> _WORK REQUEST_: Word for word, copy out every line of the records, omitting each picture.

Entries from a dataset of interfaces:
********

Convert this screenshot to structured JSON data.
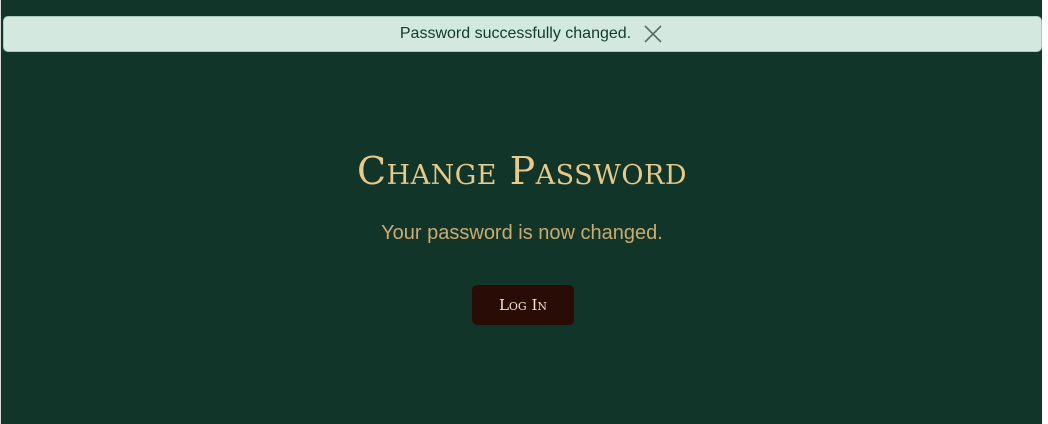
{
  "notice": {
    "message": "Password successfully changed.",
    "close_icon": "close-icon",
    "background_color": "#d3e8de",
    "text_color": "#123a2d"
  },
  "main": {
    "title": "Change Password",
    "message": "Your password is now changed.",
    "login_button_label": "Log In",
    "background_color": "#12352a",
    "title_color": "#e7c98a",
    "button_color": "#2a0c07"
  }
}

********

> _THE ANSWER_:
Convert this screenshot to structured JSON data.
{
  "notice": {
    "message": "Password successfully changed.",
    "close_icon": "close-icon",
    "background_color": "#d3e8de",
    "text_color": "#123a2d"
  },
  "main": {
    "title": "Change Password",
    "message": "Your password is now changed.",
    "login_button_label": "Log In",
    "background_color": "#12352a",
    "title_color": "#e7c98a",
    "button_color": "#2a0c07"
  }
}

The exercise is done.